WORK INSTRUCTIONS » Exact reproduction of all the data is required, with pictures excluded.

SUPPLIED RECORDS »

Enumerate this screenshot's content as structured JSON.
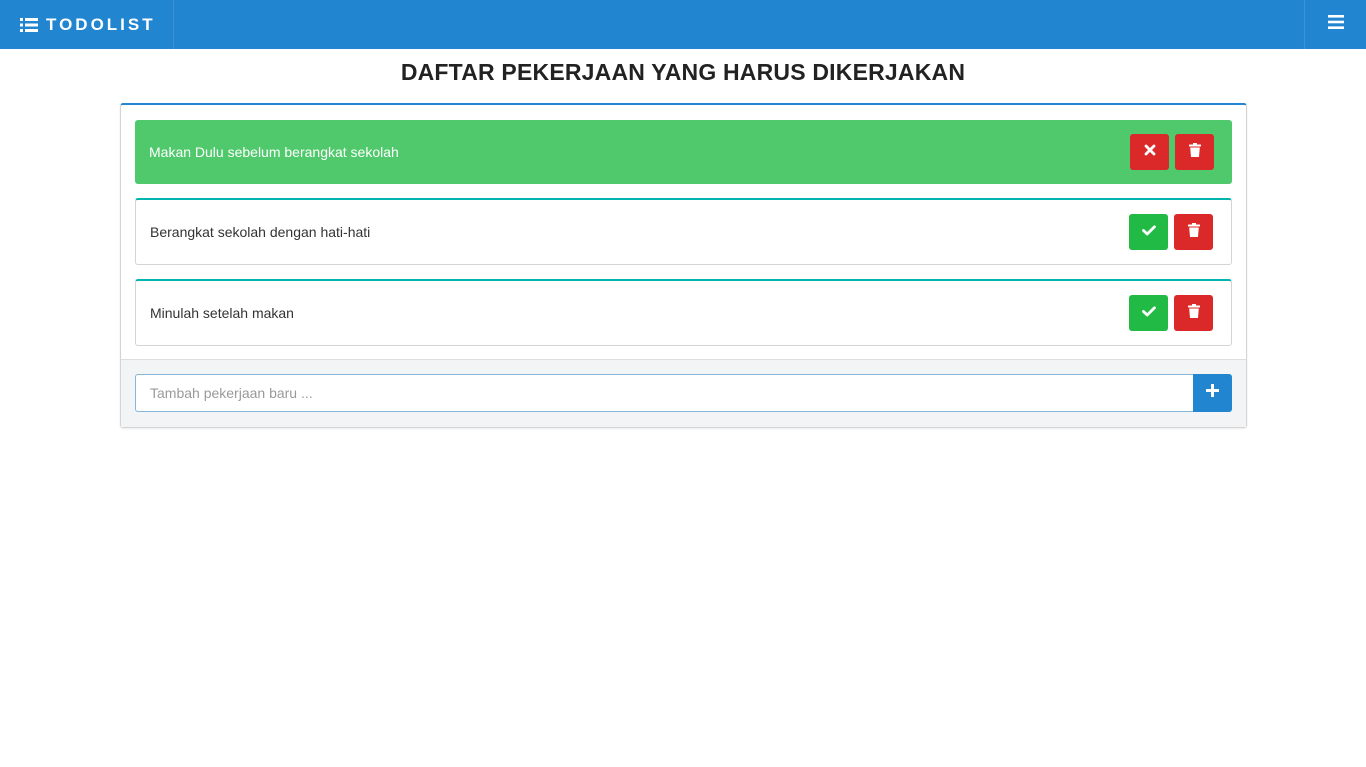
{
  "navbar": {
    "brand_icon": "list-icon",
    "brand_text": "TODOLIST",
    "menu_icon": "hamburger-menu-icon",
    "background": "#2185d0"
  },
  "page": {
    "title": "DAFTAR PEKERJAAN YANG HARUS DIKERJAKAN"
  },
  "todos": [
    {
      "text": "Makan Dulu sebelum berangkat sekolah",
      "status": "done",
      "toggle_icon": "close-icon",
      "delete_icon": "trash-icon"
    },
    {
      "text": "Berangkat sekolah dengan hati-hati",
      "status": "pending",
      "toggle_icon": "checkmark-icon",
      "delete_icon": "trash-icon"
    },
    {
      "text": "Minulah setelah makan",
      "status": "pending",
      "toggle_icon": "checkmark-icon",
      "delete_icon": "trash-icon"
    }
  ],
  "new_task": {
    "placeholder": "Tambah pekerjaan baru ...",
    "value": "",
    "add_icon": "plus-icon"
  },
  "colors": {
    "primary": "#2185d0",
    "done_bg": "#4fc96b",
    "success": "#21ba45",
    "danger": "#db2828",
    "pending_accent": "#00b5ad"
  }
}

EXERCISE RESPONSE »
Enumerate this screenshot's content as structured JSON.
{
  "navbar": {
    "brand_icon": "list-icon",
    "brand_text": "TODOLIST",
    "menu_icon": "hamburger-menu-icon",
    "background": "#2185d0"
  },
  "page": {
    "title": "DAFTAR PEKERJAAN YANG HARUS DIKERJAKAN"
  },
  "todos": [
    {
      "text": "Makan Dulu sebelum berangkat sekolah",
      "status": "done",
      "toggle_icon": "close-icon",
      "delete_icon": "trash-icon"
    },
    {
      "text": "Berangkat sekolah dengan hati-hati",
      "status": "pending",
      "toggle_icon": "checkmark-icon",
      "delete_icon": "trash-icon"
    },
    {
      "text": "Minulah setelah makan",
      "status": "pending",
      "toggle_icon": "checkmark-icon",
      "delete_icon": "trash-icon"
    }
  ],
  "new_task": {
    "placeholder": "Tambah pekerjaan baru ...",
    "value": "",
    "add_icon": "plus-icon"
  },
  "colors": {
    "primary": "#2185d0",
    "done_bg": "#4fc96b",
    "success": "#21ba45",
    "danger": "#db2828",
    "pending_accent": "#00b5ad"
  }
}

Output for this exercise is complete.